'''

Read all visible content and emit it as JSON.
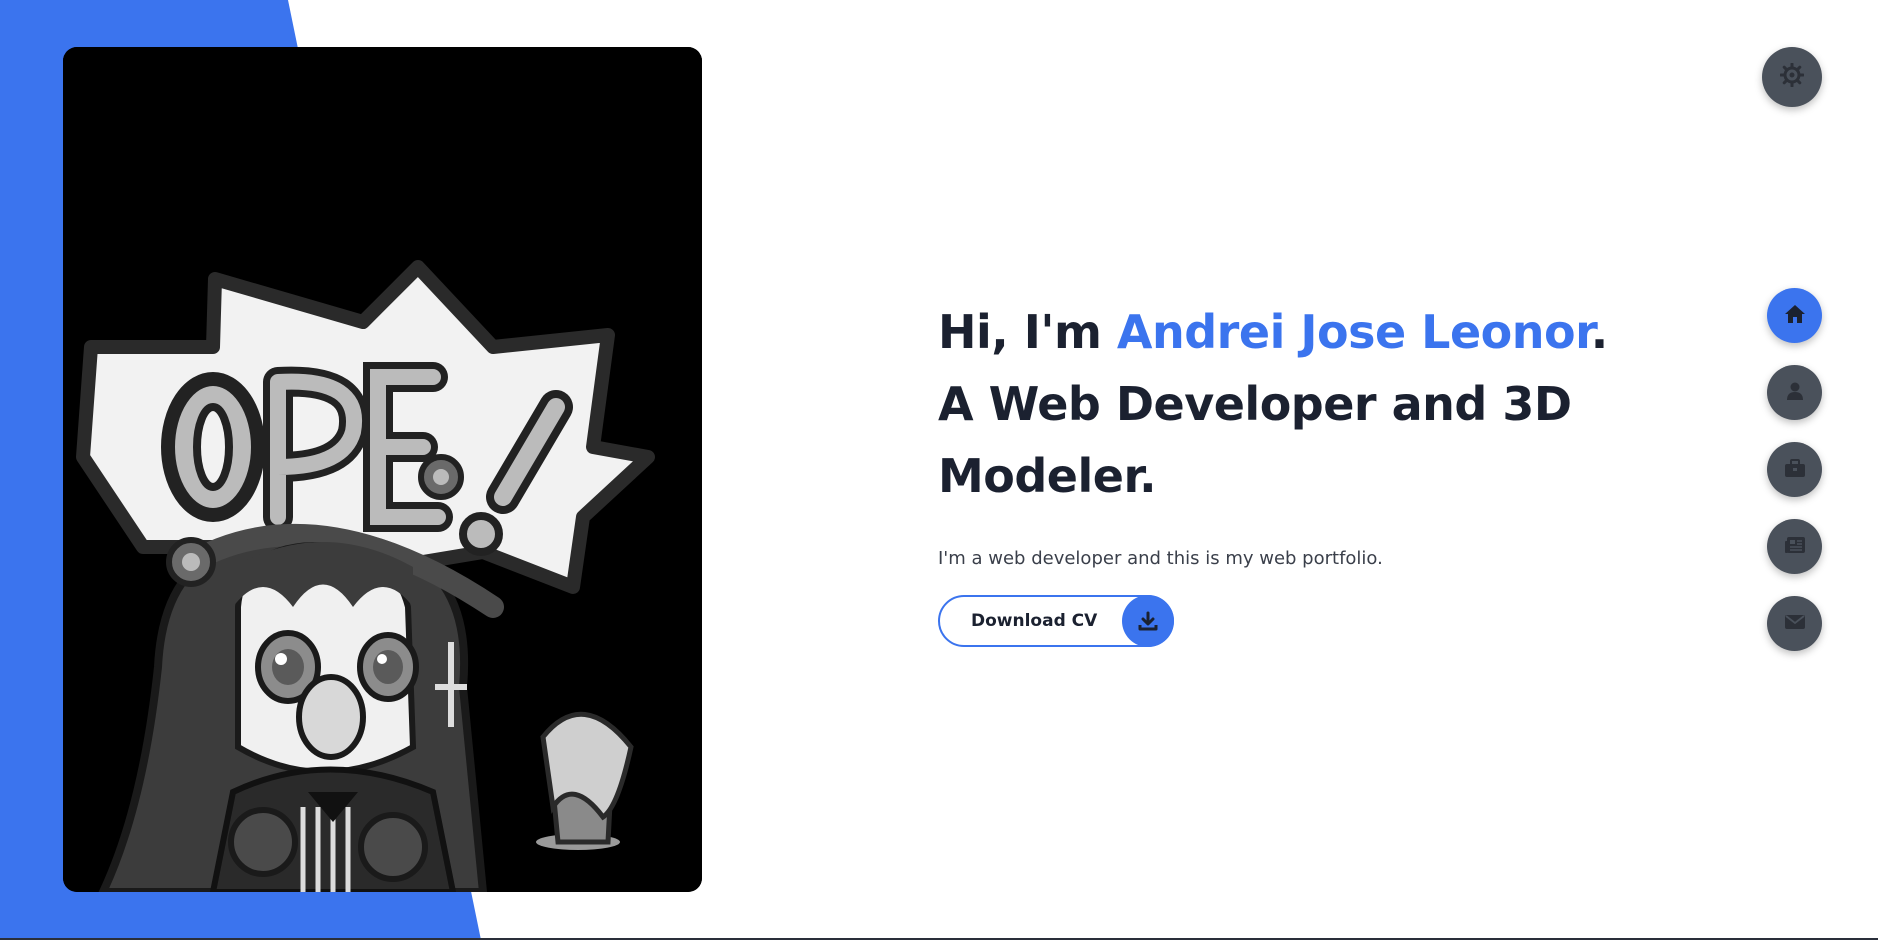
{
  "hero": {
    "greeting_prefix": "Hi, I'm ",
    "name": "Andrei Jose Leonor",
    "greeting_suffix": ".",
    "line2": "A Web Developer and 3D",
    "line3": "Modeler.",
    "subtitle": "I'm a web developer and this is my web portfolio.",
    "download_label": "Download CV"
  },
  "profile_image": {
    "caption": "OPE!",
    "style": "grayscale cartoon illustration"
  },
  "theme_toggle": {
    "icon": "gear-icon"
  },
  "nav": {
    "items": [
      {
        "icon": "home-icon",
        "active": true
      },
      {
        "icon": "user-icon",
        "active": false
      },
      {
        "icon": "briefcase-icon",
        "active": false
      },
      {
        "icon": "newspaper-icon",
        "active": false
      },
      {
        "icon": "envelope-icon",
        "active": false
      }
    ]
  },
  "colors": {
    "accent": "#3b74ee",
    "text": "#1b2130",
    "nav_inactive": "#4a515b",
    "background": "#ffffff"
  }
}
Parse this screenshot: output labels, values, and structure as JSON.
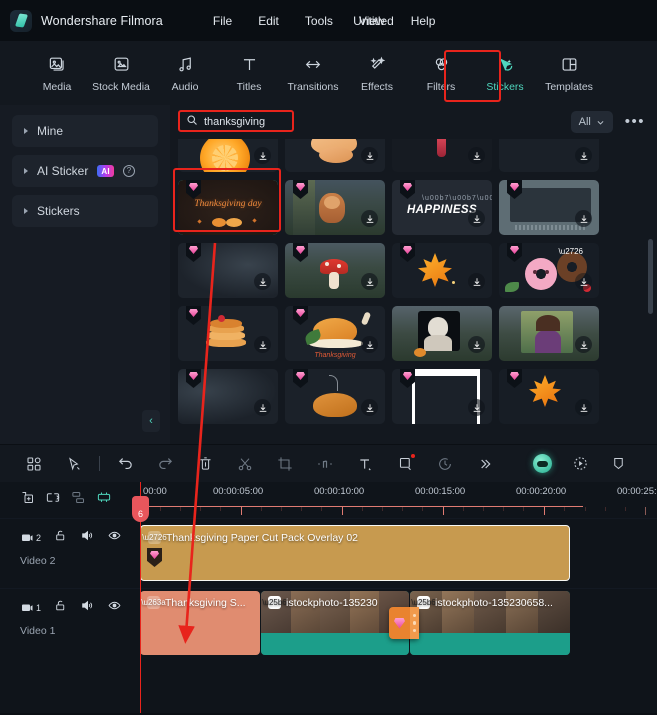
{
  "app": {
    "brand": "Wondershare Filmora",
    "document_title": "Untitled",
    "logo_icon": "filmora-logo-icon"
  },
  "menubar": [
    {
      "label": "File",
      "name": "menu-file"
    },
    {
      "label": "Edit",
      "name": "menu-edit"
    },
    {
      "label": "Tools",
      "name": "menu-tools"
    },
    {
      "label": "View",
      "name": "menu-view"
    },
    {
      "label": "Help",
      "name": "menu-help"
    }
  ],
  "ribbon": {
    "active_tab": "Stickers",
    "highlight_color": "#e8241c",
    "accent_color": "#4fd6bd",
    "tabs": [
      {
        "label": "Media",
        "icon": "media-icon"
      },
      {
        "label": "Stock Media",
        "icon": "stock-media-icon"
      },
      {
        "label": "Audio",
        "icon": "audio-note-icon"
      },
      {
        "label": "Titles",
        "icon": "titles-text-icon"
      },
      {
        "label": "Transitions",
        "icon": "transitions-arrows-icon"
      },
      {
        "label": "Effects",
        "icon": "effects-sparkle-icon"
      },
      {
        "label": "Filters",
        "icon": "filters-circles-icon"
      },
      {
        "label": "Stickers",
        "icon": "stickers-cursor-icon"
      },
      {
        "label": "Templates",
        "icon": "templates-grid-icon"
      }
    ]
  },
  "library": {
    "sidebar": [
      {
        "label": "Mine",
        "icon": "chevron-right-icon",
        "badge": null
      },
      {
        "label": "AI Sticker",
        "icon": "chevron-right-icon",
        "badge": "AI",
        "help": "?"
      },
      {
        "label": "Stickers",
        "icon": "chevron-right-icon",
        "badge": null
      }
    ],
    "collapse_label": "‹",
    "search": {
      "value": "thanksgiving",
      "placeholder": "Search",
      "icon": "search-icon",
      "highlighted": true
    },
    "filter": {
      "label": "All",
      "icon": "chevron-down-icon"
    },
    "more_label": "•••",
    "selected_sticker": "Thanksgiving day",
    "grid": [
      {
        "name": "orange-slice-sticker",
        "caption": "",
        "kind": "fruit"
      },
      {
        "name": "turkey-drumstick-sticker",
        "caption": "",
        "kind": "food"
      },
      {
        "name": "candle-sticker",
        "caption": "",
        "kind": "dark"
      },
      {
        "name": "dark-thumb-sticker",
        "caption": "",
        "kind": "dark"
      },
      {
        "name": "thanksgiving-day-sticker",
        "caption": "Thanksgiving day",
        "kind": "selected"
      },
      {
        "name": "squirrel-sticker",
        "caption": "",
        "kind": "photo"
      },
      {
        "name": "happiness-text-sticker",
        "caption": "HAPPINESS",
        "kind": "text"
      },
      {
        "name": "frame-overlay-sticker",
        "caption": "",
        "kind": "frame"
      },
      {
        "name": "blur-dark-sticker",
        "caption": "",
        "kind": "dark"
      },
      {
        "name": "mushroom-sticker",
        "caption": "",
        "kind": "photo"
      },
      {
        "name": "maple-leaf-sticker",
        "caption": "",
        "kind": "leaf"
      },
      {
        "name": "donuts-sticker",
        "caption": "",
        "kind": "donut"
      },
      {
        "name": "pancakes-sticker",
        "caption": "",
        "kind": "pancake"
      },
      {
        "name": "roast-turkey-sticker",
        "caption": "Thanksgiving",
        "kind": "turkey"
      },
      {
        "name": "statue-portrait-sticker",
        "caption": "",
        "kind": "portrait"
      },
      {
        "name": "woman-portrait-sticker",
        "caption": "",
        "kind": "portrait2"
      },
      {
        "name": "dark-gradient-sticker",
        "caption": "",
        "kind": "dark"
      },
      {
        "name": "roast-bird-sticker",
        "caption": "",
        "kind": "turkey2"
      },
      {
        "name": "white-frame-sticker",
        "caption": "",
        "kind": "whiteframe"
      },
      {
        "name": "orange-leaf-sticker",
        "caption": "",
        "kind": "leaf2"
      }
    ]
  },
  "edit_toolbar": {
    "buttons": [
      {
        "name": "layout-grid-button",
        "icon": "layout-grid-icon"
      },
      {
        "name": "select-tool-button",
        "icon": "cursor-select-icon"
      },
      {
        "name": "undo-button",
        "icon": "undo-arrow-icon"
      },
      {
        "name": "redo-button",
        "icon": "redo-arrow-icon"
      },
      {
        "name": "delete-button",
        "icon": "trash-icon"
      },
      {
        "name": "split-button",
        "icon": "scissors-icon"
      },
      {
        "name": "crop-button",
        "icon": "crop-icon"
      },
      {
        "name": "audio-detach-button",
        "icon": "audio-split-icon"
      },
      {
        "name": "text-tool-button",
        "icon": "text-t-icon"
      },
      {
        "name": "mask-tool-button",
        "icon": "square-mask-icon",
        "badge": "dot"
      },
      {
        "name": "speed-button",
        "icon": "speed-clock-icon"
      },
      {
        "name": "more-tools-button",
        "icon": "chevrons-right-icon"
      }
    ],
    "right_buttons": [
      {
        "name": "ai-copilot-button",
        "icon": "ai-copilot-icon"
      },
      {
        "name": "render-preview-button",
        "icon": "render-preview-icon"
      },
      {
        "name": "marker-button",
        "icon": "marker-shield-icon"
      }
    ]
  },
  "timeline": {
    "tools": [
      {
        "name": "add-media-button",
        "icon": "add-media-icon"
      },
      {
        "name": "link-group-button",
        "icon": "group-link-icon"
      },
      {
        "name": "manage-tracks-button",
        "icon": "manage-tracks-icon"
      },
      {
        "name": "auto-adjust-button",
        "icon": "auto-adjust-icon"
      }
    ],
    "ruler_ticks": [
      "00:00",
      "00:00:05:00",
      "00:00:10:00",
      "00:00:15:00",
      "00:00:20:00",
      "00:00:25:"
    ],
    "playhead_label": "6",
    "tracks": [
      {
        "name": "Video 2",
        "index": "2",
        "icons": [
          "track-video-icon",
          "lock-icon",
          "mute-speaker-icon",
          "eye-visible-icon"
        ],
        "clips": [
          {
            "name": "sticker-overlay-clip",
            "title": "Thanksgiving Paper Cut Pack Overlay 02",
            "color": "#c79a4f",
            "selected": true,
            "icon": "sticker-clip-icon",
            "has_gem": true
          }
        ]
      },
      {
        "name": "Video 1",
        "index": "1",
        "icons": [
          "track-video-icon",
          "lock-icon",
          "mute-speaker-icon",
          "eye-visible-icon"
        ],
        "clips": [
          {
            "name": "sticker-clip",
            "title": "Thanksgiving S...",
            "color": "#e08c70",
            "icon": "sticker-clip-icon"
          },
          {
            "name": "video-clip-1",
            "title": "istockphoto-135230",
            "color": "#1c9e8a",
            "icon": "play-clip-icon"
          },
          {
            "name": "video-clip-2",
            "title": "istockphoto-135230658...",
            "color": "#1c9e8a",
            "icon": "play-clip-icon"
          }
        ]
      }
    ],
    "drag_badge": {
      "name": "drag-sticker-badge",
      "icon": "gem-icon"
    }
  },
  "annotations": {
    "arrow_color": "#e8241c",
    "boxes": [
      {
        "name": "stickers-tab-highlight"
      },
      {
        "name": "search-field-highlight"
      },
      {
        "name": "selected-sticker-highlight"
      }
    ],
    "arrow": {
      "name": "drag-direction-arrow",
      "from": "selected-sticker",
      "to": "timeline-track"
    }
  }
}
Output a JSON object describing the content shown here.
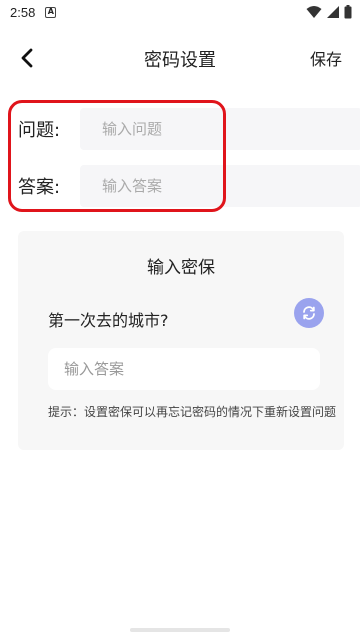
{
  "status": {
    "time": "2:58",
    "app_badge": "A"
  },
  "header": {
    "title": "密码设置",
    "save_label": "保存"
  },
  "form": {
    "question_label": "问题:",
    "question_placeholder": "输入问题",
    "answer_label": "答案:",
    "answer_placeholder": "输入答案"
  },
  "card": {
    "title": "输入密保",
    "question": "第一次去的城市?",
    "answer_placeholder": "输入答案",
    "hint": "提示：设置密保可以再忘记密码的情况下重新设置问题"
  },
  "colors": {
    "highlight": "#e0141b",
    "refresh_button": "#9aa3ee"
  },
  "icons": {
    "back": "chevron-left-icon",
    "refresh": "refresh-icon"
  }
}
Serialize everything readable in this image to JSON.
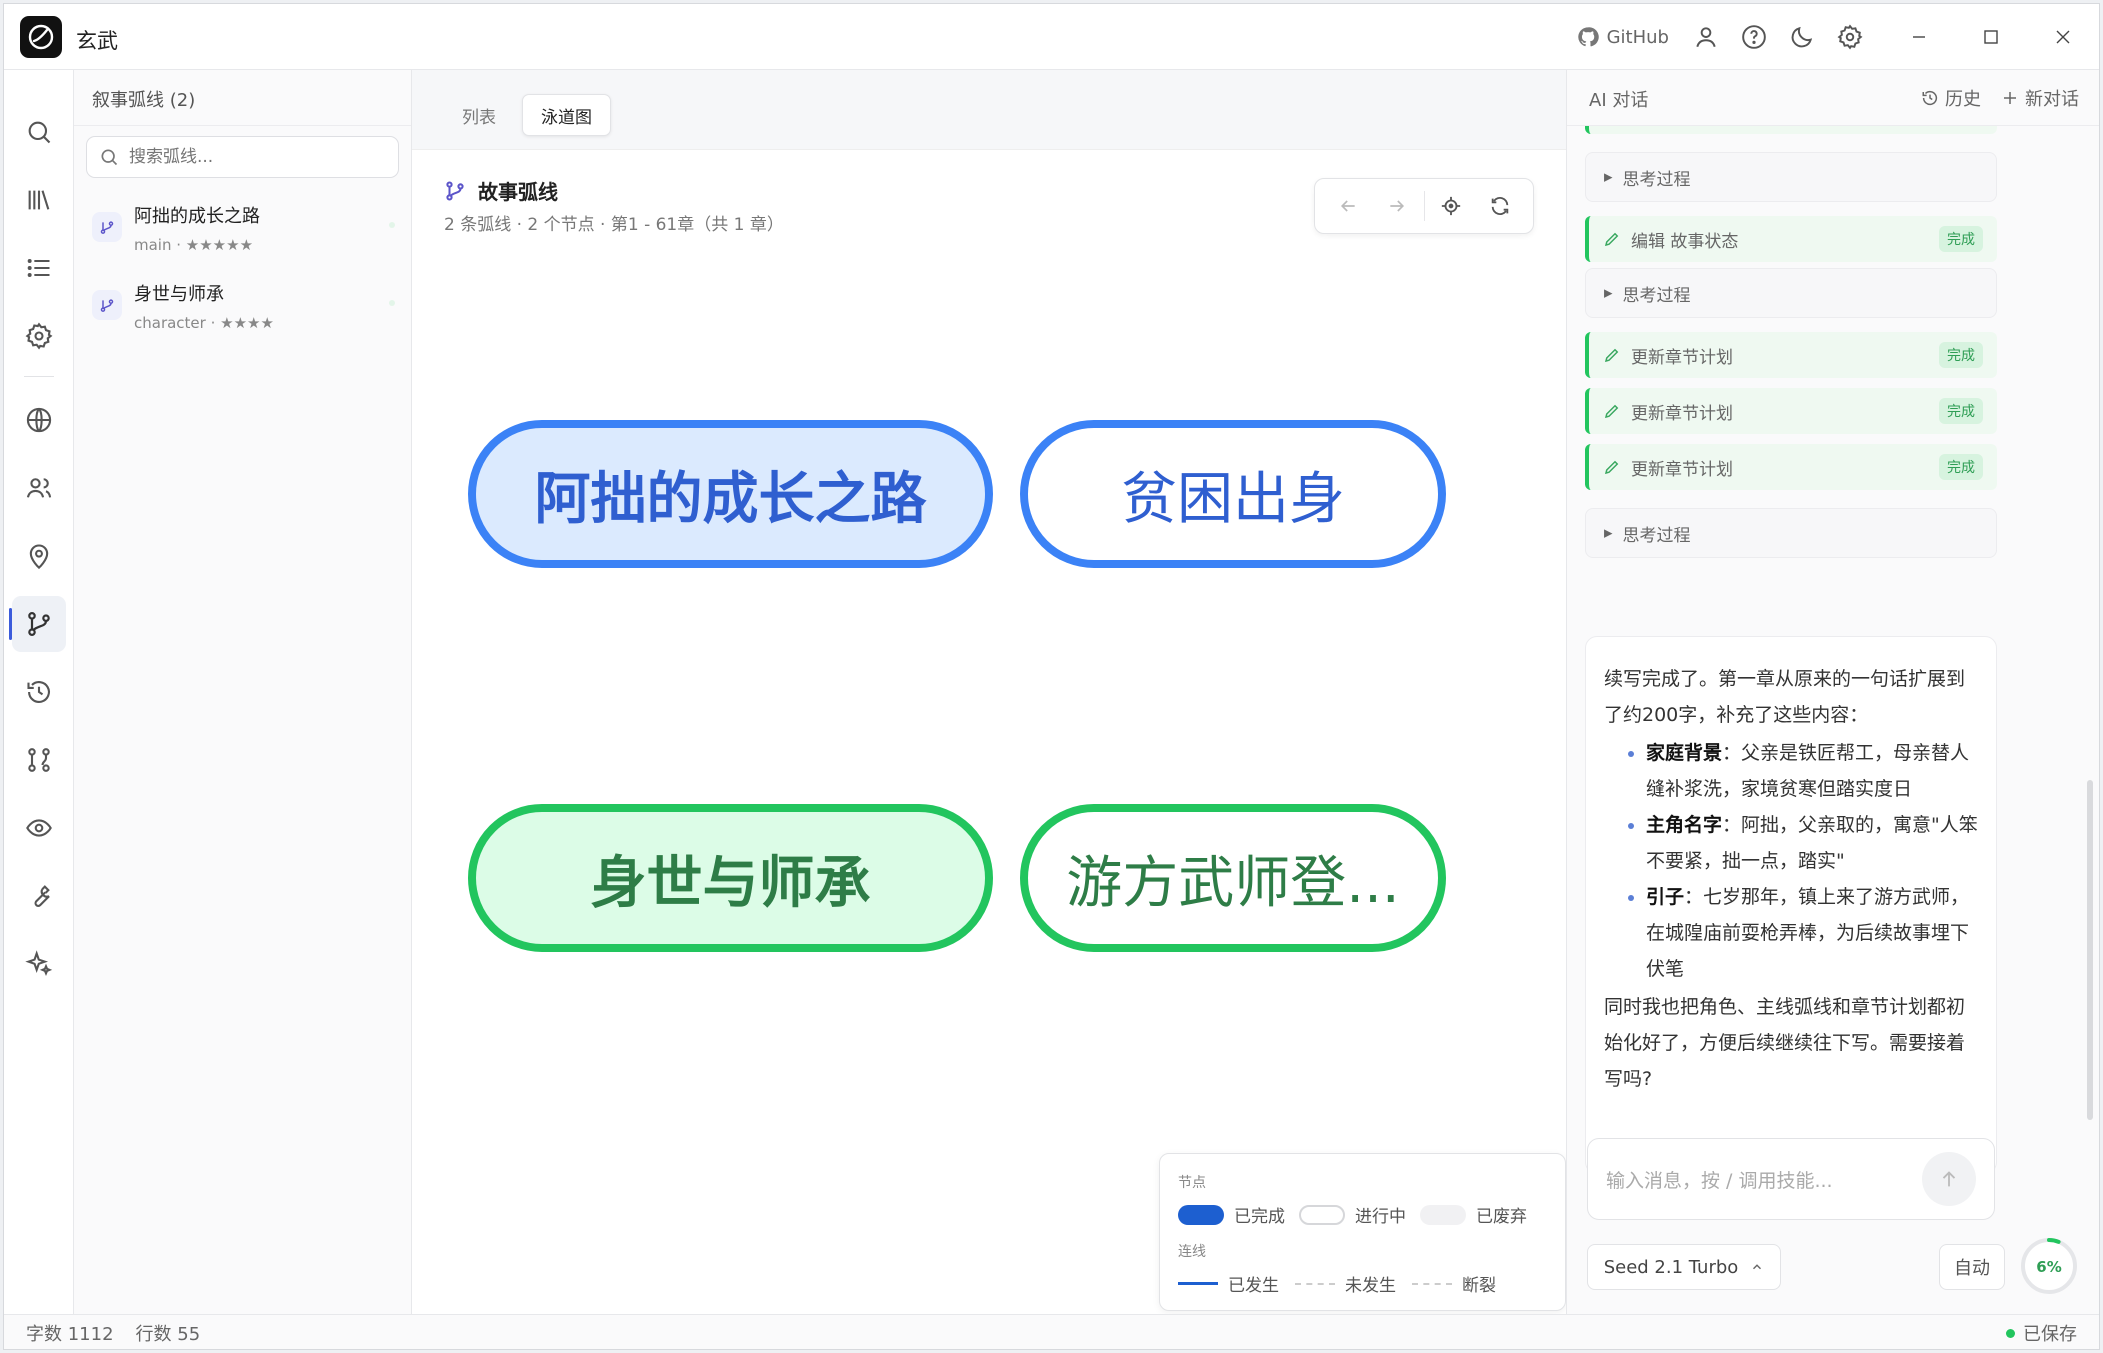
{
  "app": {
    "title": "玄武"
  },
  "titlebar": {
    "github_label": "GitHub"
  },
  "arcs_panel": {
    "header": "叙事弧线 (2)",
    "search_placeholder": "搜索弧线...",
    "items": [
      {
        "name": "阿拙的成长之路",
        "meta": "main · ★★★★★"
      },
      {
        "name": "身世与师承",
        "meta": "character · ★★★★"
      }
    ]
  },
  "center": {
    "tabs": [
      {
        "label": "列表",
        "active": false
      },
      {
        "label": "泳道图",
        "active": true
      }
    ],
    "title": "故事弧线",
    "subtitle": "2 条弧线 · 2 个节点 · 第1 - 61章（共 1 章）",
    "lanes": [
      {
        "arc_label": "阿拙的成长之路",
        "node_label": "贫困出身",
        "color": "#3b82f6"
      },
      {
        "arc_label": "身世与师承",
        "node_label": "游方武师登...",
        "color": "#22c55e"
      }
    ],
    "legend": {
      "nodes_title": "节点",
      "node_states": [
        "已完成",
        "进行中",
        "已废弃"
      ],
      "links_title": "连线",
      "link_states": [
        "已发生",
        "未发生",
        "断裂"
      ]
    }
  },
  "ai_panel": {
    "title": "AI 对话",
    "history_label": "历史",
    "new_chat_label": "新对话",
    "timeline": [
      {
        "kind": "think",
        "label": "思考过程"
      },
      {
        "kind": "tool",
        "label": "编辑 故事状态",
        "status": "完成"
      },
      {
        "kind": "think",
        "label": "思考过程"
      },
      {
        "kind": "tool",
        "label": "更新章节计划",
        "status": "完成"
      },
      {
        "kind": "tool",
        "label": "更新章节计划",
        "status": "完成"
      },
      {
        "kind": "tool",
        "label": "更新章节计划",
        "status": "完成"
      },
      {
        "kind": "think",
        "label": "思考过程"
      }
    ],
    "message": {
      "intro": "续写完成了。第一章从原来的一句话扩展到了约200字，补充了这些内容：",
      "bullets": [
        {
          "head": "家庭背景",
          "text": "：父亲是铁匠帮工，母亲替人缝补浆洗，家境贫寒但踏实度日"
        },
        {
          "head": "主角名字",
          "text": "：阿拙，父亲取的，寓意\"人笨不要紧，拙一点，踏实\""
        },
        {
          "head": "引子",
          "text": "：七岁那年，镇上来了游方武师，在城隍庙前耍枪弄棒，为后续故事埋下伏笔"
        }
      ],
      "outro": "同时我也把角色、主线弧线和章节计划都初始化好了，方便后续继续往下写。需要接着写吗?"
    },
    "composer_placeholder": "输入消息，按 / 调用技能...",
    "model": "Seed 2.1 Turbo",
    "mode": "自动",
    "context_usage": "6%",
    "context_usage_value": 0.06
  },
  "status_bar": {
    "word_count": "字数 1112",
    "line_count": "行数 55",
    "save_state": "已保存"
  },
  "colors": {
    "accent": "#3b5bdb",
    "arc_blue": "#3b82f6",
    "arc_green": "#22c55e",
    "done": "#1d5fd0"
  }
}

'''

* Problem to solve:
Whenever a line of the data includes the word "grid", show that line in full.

* Solution to the exercise:
        "icon": "templates-grid-icon"
    "grid": [
        "name": "layout-grid-button",
        "icon": "layout-grid-icon"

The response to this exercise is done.